Kidney Pain and Back Pain

When people have back pain, sometimes it’s difficult to determine whether it’s a pulled muscle or kidney pain. One noteworthy difference is that kidney pain often comes in cycles or waves and has other symptoms that accompany it. Examples include fever, chills, or painful urination. These conditions generally do not occur with a pulled back muscle.

The reason why back pain accompanies kidney problems is the location of the kidneys. Usually the lower back is where the pain is felt because the kidneys are located to the sides of the spine and are also right above the hips.  As a result, the kidneys’ location can mask kidney related pain as back pain when it is really a result of kidney organ pain.

What causes kidney related back pain?

There are several causes for kidney related back pain, but most often it is the result of tenderness in the area because of infection or disease. In addition, trauma to the back - like a punch or hit - over where the kidneys are, can cause injury to the kidneys and pain as well.

How can back pain be determined from kidney pain?

While it is often difficult to differentiate back pain from kidney pain, there are a few key signs connected with kidney pain. Kidney pain in the back region is most commonly caused from infection or kidney stones. These are the two primary reasons people suffer with kidney pain. If this is the case, the following can occur:

- Pain will be in the lower back area
- Pain will be on one or both sides
- Pain may radiate into the groin area
- Pain is more localized
- Pain may occur suddenly
- Pain in the back may improve or worsen depending on movement or position

- There may be pressure that makes a person feel like they have to go to the toilet frequently

Although taking over the counter medicine may improve back pain momentarily, it does not rule out kidney problems; and needs to be checked by a medical professional.

How can back pain be treated?

The underlying cause for kidney pain must be treated first and foremost. However, the back pain can be treated in many ways. One of those ways is by taking ibuprofen or acetaminophen for the pain. This will help with muscle pain and inflammation. Another way to treat pain is to seek massage therapy, which can treat the muscular pain and help reduce inflammation. Massage therapists, however, must be made aware that the person has kidney issues so they can properly treat him or her.


It is important to understand why back pain is occurring—either as a result of a muscle problem or a kidney infection or problem. If a person believes that the lower back pain is a result of a kidney related issue, they should see a qualified medical professional who can further investigate potential causes, such as infection or kidney stones. 


Our informational articles are for your information only and are not intended as medical advice.

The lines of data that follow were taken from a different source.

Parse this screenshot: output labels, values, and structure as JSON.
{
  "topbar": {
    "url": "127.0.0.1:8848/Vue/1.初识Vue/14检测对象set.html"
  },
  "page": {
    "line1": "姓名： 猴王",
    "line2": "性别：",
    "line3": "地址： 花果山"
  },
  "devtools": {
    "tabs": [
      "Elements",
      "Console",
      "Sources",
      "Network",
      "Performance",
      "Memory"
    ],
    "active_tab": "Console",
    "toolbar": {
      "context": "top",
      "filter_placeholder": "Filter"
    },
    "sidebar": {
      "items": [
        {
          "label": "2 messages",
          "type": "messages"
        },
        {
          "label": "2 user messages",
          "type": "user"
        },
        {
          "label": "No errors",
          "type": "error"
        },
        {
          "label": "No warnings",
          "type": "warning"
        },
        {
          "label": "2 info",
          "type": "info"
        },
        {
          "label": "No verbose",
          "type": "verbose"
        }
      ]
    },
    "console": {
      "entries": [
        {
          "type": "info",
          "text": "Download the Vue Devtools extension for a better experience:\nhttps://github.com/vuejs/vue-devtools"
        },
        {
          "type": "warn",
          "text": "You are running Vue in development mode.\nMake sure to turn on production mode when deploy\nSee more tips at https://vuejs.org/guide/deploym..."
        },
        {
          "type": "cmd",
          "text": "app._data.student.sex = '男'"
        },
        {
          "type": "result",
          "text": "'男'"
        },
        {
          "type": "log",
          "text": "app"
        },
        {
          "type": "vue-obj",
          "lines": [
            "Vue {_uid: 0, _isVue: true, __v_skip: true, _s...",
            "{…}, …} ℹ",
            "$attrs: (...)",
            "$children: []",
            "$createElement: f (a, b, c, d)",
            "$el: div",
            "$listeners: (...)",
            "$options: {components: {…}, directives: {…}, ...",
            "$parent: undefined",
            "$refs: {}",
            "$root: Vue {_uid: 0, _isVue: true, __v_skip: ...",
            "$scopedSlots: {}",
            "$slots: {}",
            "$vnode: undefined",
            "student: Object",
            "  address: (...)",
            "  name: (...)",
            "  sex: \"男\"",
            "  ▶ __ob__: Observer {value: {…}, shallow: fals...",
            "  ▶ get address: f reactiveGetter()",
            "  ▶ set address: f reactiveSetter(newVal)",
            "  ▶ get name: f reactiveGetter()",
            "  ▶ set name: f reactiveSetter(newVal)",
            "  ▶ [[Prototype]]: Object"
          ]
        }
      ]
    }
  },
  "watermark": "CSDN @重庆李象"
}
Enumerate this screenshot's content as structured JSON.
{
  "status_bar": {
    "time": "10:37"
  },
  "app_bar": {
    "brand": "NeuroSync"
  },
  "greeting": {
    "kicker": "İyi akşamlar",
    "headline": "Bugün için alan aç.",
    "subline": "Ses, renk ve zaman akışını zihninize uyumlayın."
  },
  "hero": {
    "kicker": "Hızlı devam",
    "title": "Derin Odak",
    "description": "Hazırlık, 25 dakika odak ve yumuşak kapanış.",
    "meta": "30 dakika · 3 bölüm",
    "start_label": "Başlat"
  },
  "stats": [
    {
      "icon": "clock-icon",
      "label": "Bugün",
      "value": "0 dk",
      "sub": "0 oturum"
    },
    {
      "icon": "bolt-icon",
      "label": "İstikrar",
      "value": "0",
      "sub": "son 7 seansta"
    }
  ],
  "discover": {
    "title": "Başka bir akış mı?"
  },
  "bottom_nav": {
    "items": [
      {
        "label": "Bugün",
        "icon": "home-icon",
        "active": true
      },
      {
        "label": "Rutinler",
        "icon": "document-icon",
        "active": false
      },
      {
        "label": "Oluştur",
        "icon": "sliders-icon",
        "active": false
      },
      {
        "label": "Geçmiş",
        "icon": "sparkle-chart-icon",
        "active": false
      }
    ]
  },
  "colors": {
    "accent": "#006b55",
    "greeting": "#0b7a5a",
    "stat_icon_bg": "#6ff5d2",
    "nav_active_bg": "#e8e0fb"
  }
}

Because everyone is different, we recommend you work with your qualified medical professional to determine what’s best for you.